The Black-White Gap in Non Marital Fertility: Education and Mates in Segmented Marriage Markets
AbstractThis study is the first to find that mate availability explains much of the race gap in non marital fertility in the United States. Both a general and an education-based metric have strong effects. The novel statistical power arises from difference-in-differences for blacks and whites, multiple cohorts, periods, and coefficient restrictions consistent with both the data and models in which differences in mate availability can induce blacks and whites to respond in opposite directions to changes in mate availability. Results are robust to several alternative specifications and tests and appear relevant where marriages are segmented along racial, religious, or other lines. Copyright Springer Science+Business Media, LLC 2012
Download InfoIf you experience problems downloading a file, check if you have the proper application to view it first. In case of further problems read the IDEAS help page. Note that these files are not on the IDEAS site. Please be patient as the files may be large.
As the access to this document is restricted, you may want to look for a different version under "Related research" (further below) or search for a different version of it.
Bibliographic InfoArticle provided by Springer in its journal Journal of Labor Research.
Volume (Year): 33 (2012)
Issue (Month): 3 (September)
Contact details of provider:
Web page: http://www.springer.com/economics/journal/12122
Other versions of this item:
- Stone, Joe A., 2012. "The black-white gap in non marital fertility education and mates in segmented marriage markets," MPRA Paper 35763, University Library of Munich, Germany.
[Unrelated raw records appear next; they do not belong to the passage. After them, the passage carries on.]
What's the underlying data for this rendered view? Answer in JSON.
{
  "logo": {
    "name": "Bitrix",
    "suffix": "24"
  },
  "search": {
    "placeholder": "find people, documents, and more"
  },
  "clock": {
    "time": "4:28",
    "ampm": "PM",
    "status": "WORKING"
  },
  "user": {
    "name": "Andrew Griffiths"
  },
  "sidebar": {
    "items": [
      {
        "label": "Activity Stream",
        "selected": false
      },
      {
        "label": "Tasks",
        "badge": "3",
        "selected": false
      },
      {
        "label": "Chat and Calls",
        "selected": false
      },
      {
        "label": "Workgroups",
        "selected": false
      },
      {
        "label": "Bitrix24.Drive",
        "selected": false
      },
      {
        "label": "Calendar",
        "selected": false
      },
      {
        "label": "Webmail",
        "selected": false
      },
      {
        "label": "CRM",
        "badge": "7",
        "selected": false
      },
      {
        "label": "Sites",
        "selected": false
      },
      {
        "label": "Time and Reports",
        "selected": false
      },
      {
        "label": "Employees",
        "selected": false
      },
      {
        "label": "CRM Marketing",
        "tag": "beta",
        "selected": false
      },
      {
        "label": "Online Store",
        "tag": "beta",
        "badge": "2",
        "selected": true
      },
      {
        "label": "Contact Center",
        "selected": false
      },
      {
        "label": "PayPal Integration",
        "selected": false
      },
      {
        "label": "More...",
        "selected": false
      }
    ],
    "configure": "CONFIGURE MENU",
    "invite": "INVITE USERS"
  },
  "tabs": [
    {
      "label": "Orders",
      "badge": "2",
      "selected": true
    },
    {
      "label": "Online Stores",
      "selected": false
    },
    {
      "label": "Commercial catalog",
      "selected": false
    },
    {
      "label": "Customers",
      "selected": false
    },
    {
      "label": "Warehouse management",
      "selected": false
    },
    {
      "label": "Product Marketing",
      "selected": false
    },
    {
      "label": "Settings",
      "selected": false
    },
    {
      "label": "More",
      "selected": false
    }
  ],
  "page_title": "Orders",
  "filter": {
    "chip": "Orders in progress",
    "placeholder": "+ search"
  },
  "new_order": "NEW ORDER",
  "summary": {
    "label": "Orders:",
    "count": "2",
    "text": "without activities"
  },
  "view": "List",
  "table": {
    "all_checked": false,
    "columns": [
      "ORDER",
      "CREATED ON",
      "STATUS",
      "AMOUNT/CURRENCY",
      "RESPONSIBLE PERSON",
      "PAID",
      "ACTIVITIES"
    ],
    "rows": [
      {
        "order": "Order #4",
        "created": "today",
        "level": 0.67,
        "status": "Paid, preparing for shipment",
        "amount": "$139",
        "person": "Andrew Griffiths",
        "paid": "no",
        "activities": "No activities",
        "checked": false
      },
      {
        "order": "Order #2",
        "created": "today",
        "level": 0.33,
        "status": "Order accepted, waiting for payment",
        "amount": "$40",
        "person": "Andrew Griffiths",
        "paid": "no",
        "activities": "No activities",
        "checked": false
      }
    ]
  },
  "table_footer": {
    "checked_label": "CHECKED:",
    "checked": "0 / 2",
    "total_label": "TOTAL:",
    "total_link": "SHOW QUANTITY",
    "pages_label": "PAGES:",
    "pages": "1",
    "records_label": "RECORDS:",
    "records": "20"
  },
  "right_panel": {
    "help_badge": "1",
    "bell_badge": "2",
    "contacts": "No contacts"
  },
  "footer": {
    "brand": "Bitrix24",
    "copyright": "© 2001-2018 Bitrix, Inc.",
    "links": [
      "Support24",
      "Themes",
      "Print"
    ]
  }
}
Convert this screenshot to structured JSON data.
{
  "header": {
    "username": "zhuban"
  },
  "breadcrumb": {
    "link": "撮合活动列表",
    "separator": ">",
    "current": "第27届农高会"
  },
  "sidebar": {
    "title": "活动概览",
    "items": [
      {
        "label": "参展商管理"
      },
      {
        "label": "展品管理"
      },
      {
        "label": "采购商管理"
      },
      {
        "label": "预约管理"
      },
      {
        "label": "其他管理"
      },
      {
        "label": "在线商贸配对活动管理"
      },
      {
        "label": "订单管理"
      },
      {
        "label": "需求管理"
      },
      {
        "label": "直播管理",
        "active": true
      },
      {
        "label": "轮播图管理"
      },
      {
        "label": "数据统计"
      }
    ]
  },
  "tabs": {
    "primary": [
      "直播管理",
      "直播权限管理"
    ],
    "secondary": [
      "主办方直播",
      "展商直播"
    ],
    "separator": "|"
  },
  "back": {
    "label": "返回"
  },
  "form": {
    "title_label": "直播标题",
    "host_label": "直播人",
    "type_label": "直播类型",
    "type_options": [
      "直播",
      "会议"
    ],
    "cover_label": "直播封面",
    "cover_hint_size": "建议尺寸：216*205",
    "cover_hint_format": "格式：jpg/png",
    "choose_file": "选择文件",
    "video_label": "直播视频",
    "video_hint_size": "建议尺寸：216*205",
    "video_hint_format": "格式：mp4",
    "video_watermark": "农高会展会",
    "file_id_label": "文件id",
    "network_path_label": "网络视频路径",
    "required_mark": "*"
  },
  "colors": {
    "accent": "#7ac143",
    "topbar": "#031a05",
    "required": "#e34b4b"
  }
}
- J00 - Labor and Demographic Economics - - General - - - General
- A10 - General Economics and Teaching - - General Economics - - - General
Please report citation or reference errors to , or , if you are the registered author of the cited work, log in to your RePEc Author Service profile, click on "citations" and make appropriate adjustments.:
- Ran Abramitzky & Adeline Delavande & Luis Vasconcelos, 2008.
"Marrying Up: The Role of Sex Ratio in Assortative Matching,"
07-050, Stanford Institute for Economic Policy Research.
- Ran Abramitzky & Adeline Delavande & Luis Vasconcelos, 2011. "Marrying Up: The Role of Sex Ratio in Assortative Matching," American Economic Journal: Applied Economics, American Economic Association, vol. 3(3), pages 124-57, July.
- Ran Abramitzky & Adeline Delavande & Luis Vasconcelos, 2010. "Marrying Up: The Role of Sex Ratio in Assortative Matching," Discussion Papers 09-030, Stanford Institute for Economic Policy Research.
- Ran Abramitzky & Adeline Delavande & Luís Vasconcelos, 2010. "Marrying Up: The Role of Sex Ratio in Assortative Matching," Research Working Papers 36, MICROCON - A Micro Level Analysis of Violent Conflict.
- Neelakantan, Urvi & Tertilt, Michèle, 2008. "A note on marriage market clearing," Economics Letters, Elsevier, vol. 101(2), pages 103-105, November.
- R. A. Moffitt, .
"Welfare Benefits and Female Headship in U.S. Time Series,"
Institute for Research on Poverty Discussion Papers
1219-01, University of Wisconsin Institute for Research on Poverty.
- Robert A. Moffitt, 2000. "Welfare Benefits and Female Headship in U.S. Time Series," American Economic Review, American Economic Association, vol. 90(2), pages 373-377, May.
- Robert A Moffitt, 2000. "Welfare Benefits and Female Headship in US Time Series," Economics Working Paper Archive 434, The Johns Hopkins University,Department of Economics.
- Michael J. Brien, 1997. "Racial Differences in Marriage and the Role of Marriage Markets," Journal of Human Resources, University of Wisconsin Press, vol. 32(4), pages 741-778.
For technical questions regarding this item, or to correct its authors, title, abstract, bibliographic or download information, contact: (Guenther Eichhorn) or (Christopher F Baum).
If references are entirely missing, you can add them using this form.